On Bookshops, Used

January 26th, 2007 · 3 Comments
by Kassia Krozser

In a town like London there are always plenty of not quite certifiable lunatics walking the streets, and they tend to gravitate towards bookshops, because a bookshop is one of the few places where you can hang about for a long time without spending any money.

File Under: Quote of the Week

3 responses so far ↓

  • KathyF // Jan 28, 2007 at 5:01 am

    “you can hang about for a long time without spending any money.”

    You can?

    Perhaps he’s confused Foyles with the library.

  • Tim O'Reilly // Jan 30, 2007 at 2:15 pm

    I found Bookshop Memories a bit dismal in its outlook. I’m not a bookseller, but I spend a lot of time in used bookshops, and I see much at variance with his experience.

    For example, I had a great experience recently at a fabulous used bookshop in San Francisco. A homeless man came in with a bunch of books. The proprietor bought several, and even gave him additional money on credit for future finds. He noted, “He’s one of my best suppliers. He knows what I like, and he hangs out outside other used bookshops, and when customers come out with the books that they won’t buy, he offers to take them off their hands and then brings the best of them to me.”

    What I love about a good used bookstore is in fact talking with booksellers who know and love books and are excited about them.

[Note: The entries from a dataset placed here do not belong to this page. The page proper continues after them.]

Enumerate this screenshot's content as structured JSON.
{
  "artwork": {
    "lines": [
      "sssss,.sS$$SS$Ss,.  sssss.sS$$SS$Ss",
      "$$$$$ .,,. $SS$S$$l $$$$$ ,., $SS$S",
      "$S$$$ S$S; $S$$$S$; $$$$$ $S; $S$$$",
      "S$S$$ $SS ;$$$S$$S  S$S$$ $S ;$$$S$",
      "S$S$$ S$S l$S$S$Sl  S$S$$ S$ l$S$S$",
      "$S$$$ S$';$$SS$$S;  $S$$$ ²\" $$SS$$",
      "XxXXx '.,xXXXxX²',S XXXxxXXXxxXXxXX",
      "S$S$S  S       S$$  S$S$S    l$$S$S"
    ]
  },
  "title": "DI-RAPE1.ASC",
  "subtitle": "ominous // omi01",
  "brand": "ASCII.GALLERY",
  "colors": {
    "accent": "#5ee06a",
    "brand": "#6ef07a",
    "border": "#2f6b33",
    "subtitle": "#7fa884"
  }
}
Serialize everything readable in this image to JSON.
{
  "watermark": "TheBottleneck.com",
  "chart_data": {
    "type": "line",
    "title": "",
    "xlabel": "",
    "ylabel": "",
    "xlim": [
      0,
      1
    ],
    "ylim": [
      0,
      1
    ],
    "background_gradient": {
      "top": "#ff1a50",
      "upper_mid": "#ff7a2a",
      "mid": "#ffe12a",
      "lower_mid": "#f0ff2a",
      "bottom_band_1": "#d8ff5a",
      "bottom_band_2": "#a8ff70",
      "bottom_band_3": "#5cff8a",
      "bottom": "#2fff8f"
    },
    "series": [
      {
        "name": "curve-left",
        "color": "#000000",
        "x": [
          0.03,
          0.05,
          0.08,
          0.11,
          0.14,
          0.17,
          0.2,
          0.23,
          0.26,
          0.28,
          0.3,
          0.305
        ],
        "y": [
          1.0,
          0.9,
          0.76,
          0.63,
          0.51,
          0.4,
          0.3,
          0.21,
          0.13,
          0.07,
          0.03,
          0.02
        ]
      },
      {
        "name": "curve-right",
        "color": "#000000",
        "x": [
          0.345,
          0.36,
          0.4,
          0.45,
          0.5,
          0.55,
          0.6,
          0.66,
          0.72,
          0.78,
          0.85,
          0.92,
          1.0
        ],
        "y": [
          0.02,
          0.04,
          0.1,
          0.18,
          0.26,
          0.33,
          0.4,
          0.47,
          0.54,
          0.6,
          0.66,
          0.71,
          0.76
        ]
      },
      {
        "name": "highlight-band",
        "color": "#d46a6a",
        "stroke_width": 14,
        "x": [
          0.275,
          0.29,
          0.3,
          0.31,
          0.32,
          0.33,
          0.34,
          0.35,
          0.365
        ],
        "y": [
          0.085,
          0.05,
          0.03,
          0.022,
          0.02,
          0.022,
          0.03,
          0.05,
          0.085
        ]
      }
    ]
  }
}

    And even bookstores with great selection (like Powells in Portland) can be less satisfying than one that is smaller but has a proprietor who loves to talk about the books you are looking for, or what you find. (For example, how crestfallen I was to talk to a clerk at Powells, saying “Oh my god, this is a copy of Jane Eyre by Currer Bell.” The fact that the clerk had no idea why seeing Currer Bell on the spine rather than Charlotte Bronte was so meaningful to me took away a small part of my pleasure in the find.

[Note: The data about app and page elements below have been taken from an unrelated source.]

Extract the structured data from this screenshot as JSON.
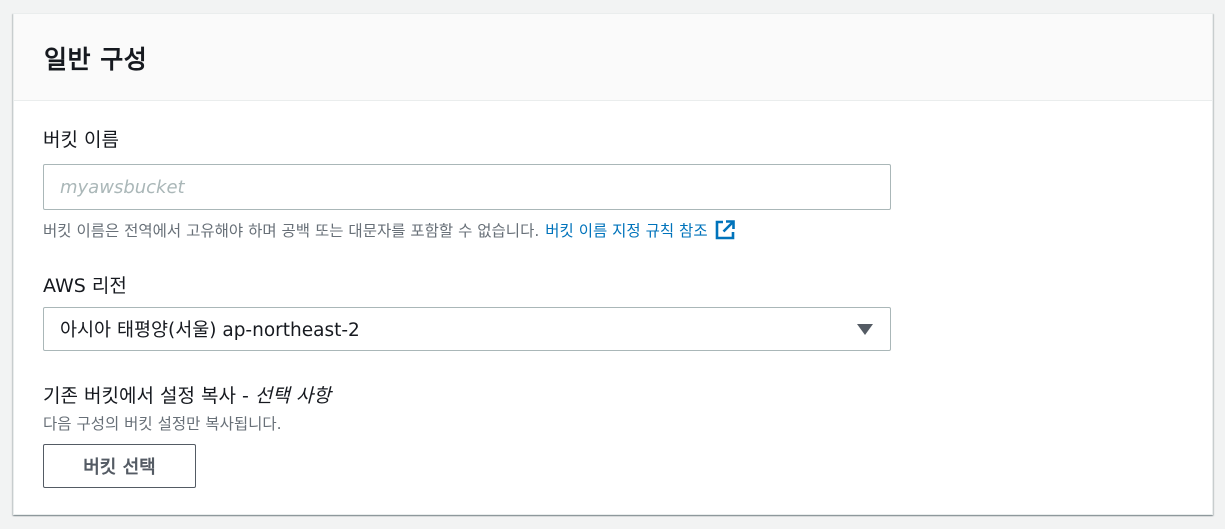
{
  "panel": {
    "title": "일반 구성"
  },
  "bucket_name": {
    "label": "버킷 이름",
    "value": "",
    "placeholder": "myawsbucket",
    "hint": "버킷 이름은 전역에서 고유해야 하며 공백 또는 대문자를 포함할 수 없습니다.",
    "link_label": "버킷 이름 지정 규칙 참조",
    "link_icon": "external-link-icon",
    "link_color": "#0073bb"
  },
  "region": {
    "label": "AWS 리전",
    "selected": "아시아 태평양(서울) ap-northeast-2",
    "caret_icon": "caret-down-icon"
  },
  "copy_settings": {
    "label": "기존 버킷에서 설정 복사 - ",
    "optional": "선택 사항",
    "description": "다음 구성의 버킷 설정만 복사됩니다.",
    "button_label": "버킷 선택"
  }
}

    And there I break another of his stereotypes. I love 19th century literature.

  • ktwice // Jan 31, 2007 at 10:11 pm

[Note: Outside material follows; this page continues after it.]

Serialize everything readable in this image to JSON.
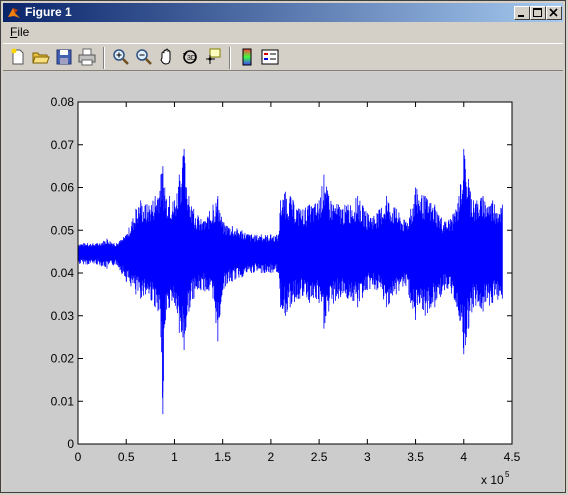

    I like the story of the homeless man. Very much. Gives me faith in the world. As for the Powell’s clerk who didn’t get the Currer Bell thing? Sad, oh so sad. There ought to be a test, you know? Perhaps Mr Orwell (a favorite around Chez BS) was having a bad day — I can see how he finds a sort of sadness in used bookstores. On one hand, at least those books have a place to go. On the other, how could you allow them to leave your own home?

    There is no shame in admitting you love 19th century literature. Some of my favorite satire came from that era.

    Kathy, ha!